__WORK TO BE COMPLETED__:
State the number of lines in the records that contain "username", with no other words.

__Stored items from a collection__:
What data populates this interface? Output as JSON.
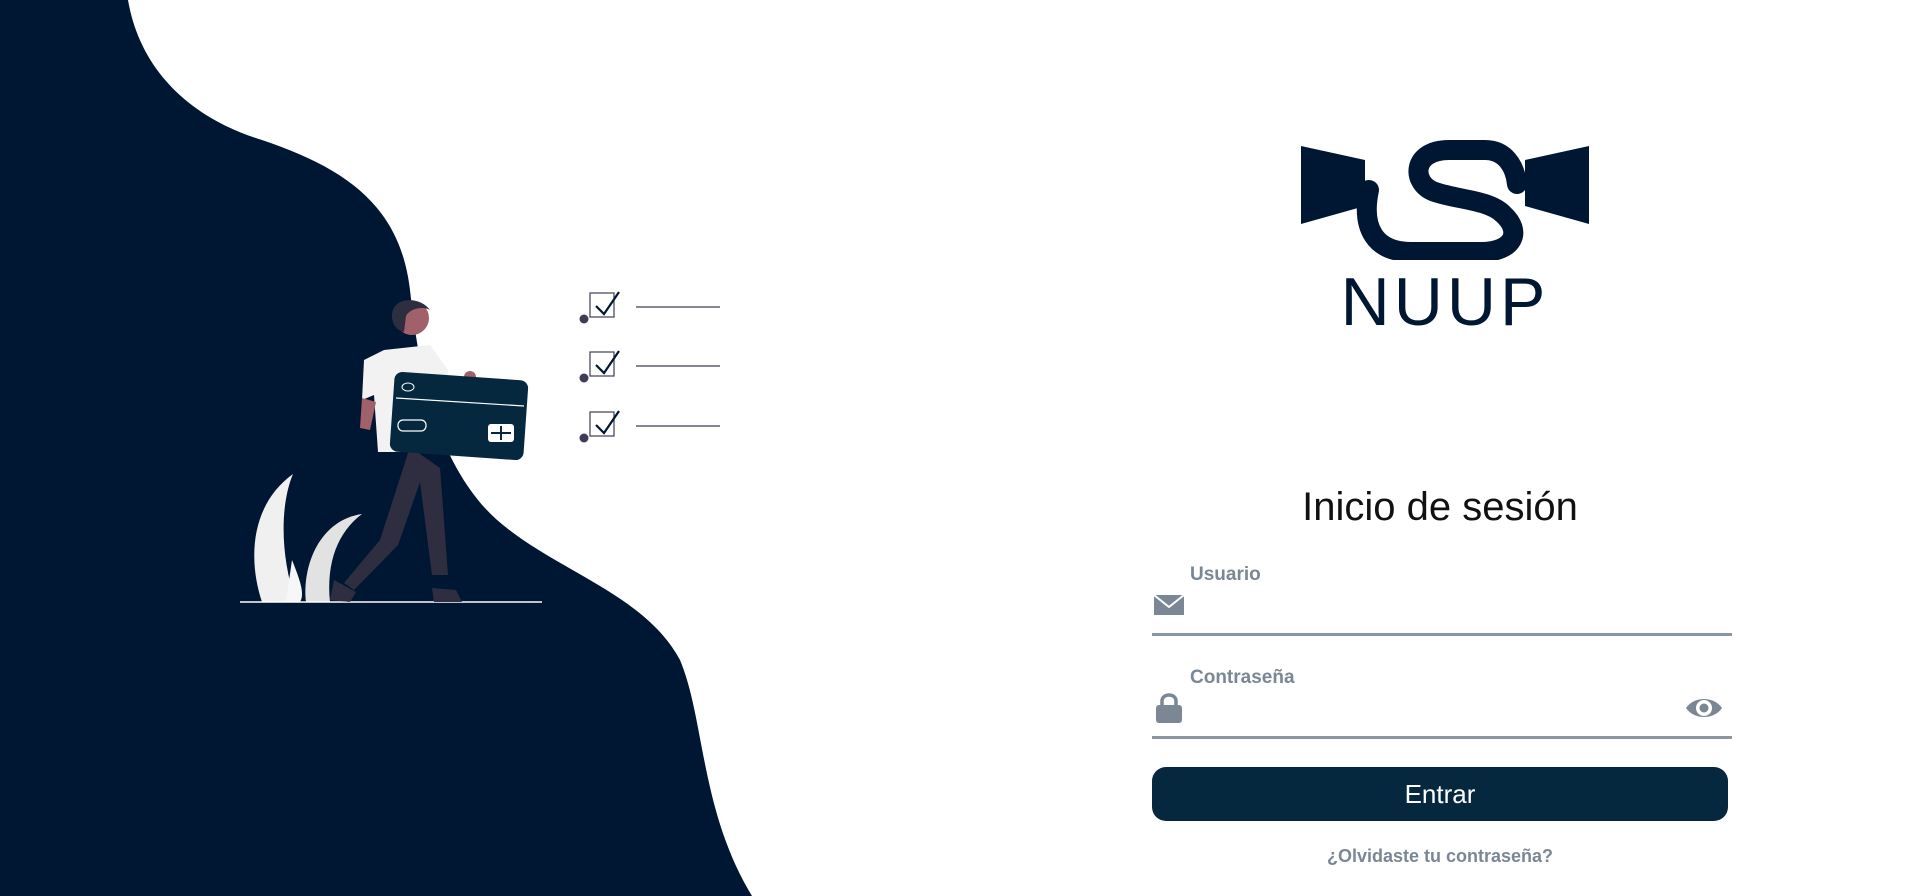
{
  "brand": {
    "name": "NUUP",
    "primary_color": "#001733"
  },
  "login": {
    "title": "Inicio de sesión",
    "username": {
      "label": "Usuario",
      "value": "",
      "icon": "envelope-icon"
    },
    "password": {
      "label": "Contraseña",
      "value": "",
      "icon": "lock-icon",
      "toggle_icon": "eye-icon"
    },
    "submit_label": "Entrar",
    "forgot_label": "¿Olvidaste tu contraseña?",
    "button_color": "#05283f"
  },
  "illustration": {
    "background_color": "#001733",
    "subject": "person-holding-credit-card",
    "checklist_items": 3
  }
}
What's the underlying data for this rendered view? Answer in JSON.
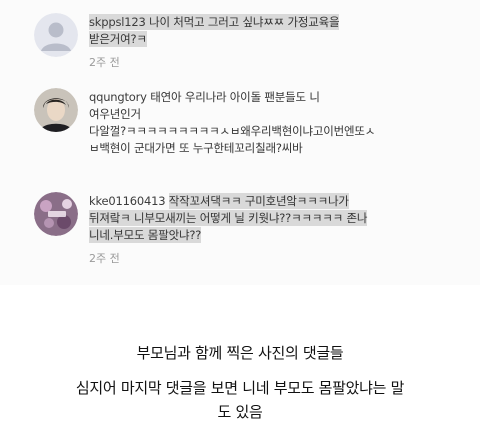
{
  "comments": [
    {
      "username": "skppsl123",
      "lines": [
        "나이 처먹고 그러고 싶냐ㅉㅉ 가정교육을",
        "받은거여?ㅋ"
      ],
      "time": "2주 전"
    },
    {
      "username": "qqungtory",
      "lines": [
        "태연아 우리나라 아이돌 팬분들도 니",
        "여우년인거",
        "다알껄?ㅋㅋㅋㅋㅋㅋㅋㅋㅋㅅㅂ왜우리백현이냐고이번엔또ㅅ",
        "ㅂ백현이 군대가면  또 누구한테꼬리칠래?씨바"
      ],
      "time": ""
    },
    {
      "username": "kke01160413",
      "lines": [
        "작작꼬셔댁ㅋㅋ 구미호년앜ㅋㅋㅋ나가",
        "뒤져랔ㅋ 니부모새끼는 어떻게 닐 키웟냐??ㅋㅋㅋㅋㅋ 존나",
        "니네.부모도 몸팔앗냐??"
      ],
      "time": "2주 전"
    }
  ],
  "caption": {
    "line1": "부모님과 함께 찍은 사진의 댓글들",
    "line2": "심지어 마지막 댓글을 보면 니네 부모도 몸팔았냐는 말",
    "line3": "도 있음"
  }
}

__REPLY TO THE EXERCISE__:
4